PAG brings together over 3,000 leading genetic scientists and researchers in plant and animal research, and over 130 exhibits, 150 workshops, 1100 posters and over 1800 abstracts.
Bacterial fruit blotch (BFB) of cucurbits caused by Acidovorax citrulli has the potential to devastate production of watermelon and other cucurbits. Despite decades of research, no watermelon germplasm has been found with immunity, and only a few sources with various levels of resistance have been identified.

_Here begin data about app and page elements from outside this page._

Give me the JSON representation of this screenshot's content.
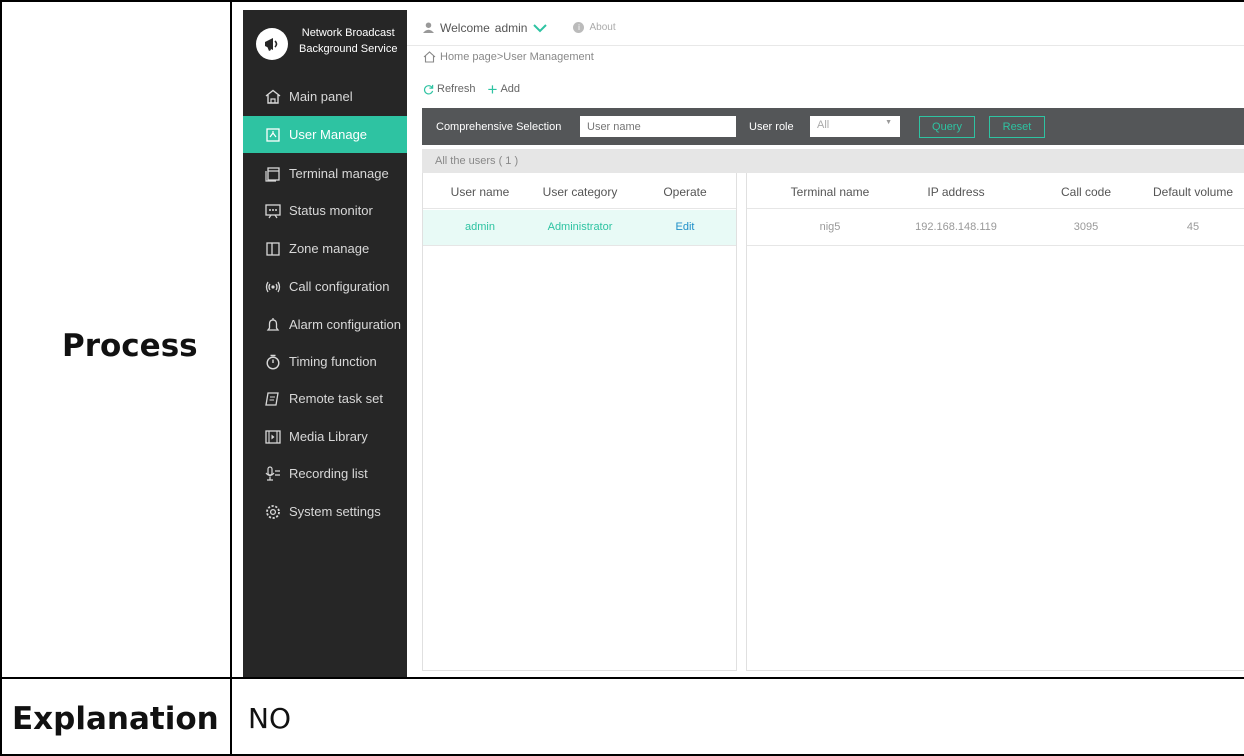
{
  "document": {
    "row1_label": "Process",
    "row2_label": "Explanation",
    "row2_value": "NO"
  },
  "app": {
    "brand_line1": "Network Broadcast",
    "brand_line2": "Background Service",
    "welcome_prefix": "Welcome",
    "user": "admin",
    "about": "About",
    "breadcrumb": "Home page>User Management",
    "toolbar": {
      "refresh": "Refresh",
      "add": "Add"
    },
    "accent_color": "#2ec3a2",
    "sidebar_bg": "#262626",
    "nav": [
      {
        "label": "Main panel",
        "icon": "home-icon",
        "active": false
      },
      {
        "label": "User Manage",
        "icon": "user-manage-icon",
        "active": true
      },
      {
        "label": "Terminal manage",
        "icon": "terminal-icon",
        "active": false
      },
      {
        "label": "Status monitor",
        "icon": "monitor-icon",
        "active": false
      },
      {
        "label": "Zone manage",
        "icon": "zone-icon",
        "active": false
      },
      {
        "label": "Call configuration",
        "icon": "broadcast-icon",
        "active": false
      },
      {
        "label": "Alarm configuration",
        "icon": "bell-icon",
        "active": false
      },
      {
        "label": "Timing function",
        "icon": "timer-icon",
        "active": false
      },
      {
        "label": "Remote task set",
        "icon": "task-icon",
        "active": false
      },
      {
        "label": "Media Library",
        "icon": "media-icon",
        "active": false
      },
      {
        "label": "Recording list",
        "icon": "microphone-icon",
        "active": false
      },
      {
        "label": "System settings",
        "icon": "gear-icon",
        "active": false
      }
    ],
    "filter": {
      "title": "Comprehensive Selection",
      "username_placeholder": "User name",
      "role_label": "User role",
      "role_value": "All",
      "query": "Query",
      "reset": "Reset"
    },
    "all_users": "All the users ( 1 )",
    "users_table": {
      "headers": [
        "User name",
        "User category",
        "Operate"
      ],
      "rows": [
        [
          "admin",
          "Administrator",
          "Edit"
        ]
      ]
    },
    "terminals_table": {
      "headers": [
        "Terminal name",
        "IP address",
        "Call code",
        "Default volume"
      ],
      "rows": [
        [
          "nig5",
          "192.168.148.119",
          "3095",
          "45"
        ]
      ]
    }
  }
}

A new watermelon line, developed by Agricultural Research Service (ARS) and Clemson University scientists, is serving as a solution against major disease and pests of watermelon crops in the southern U.S., says the USDA. The innovative variety is a rootstock watermelon called Carolina Strongback. It is resistant to both Fusarium wilt and the southern root-knot […]
Fusarium wilt race 1, caused by the soil-borne fungus Fusarium oxysporum Schlechtend.: Fr. f. sp. niveum (E.F. Sm.) W.C. Snyder & H.N. Hans (Fon), is a major disease of watermelon (Citrullus lanatus) in the United States and throughout the world. While Fusarium wilt race 1 resistance from chromosome 1 has been incorporated into several watermelon […]
During the past several years, large amounts of genomic, transcriptomic and genetic data have been accumulated for cucurbits. These data have been extensively used to facilitate cucurbit research and breeding. However, efficient access, and ability to mine and analyze these large-scale datasets pose challenges to researchers, especially those with limited bioinformatics expertise. Therefore, the CucCAP […]
CucCAP plant breeders, pathologists and genomic scientists will present results of their work with cucurbit breeding lines and disease resistance at Cucurbitaceae 2018. On Wednesday, November 14, Rebecca Grumet will be the keynote speaker in the first genomics session with the presentation, The CucCAP Project: Genomic Tools and Resources to Facilitate Breeding for Disease Resistance […]
The Cucurbitaceae family (cucurbit) includes several economically important crops, such as melon, cucumber, watermelon, pumpkin, squash and gourds. During the past several years, genomic and genetic data have been rapidly accumulated for cucurbits. Read More
CucCAP researchers at the U.S. Vegetable Laboratory in Charleston, SC collaborated with the Boyce Thompson Institute in Ithaca, NY to generate the highest density genetic map to date for melon.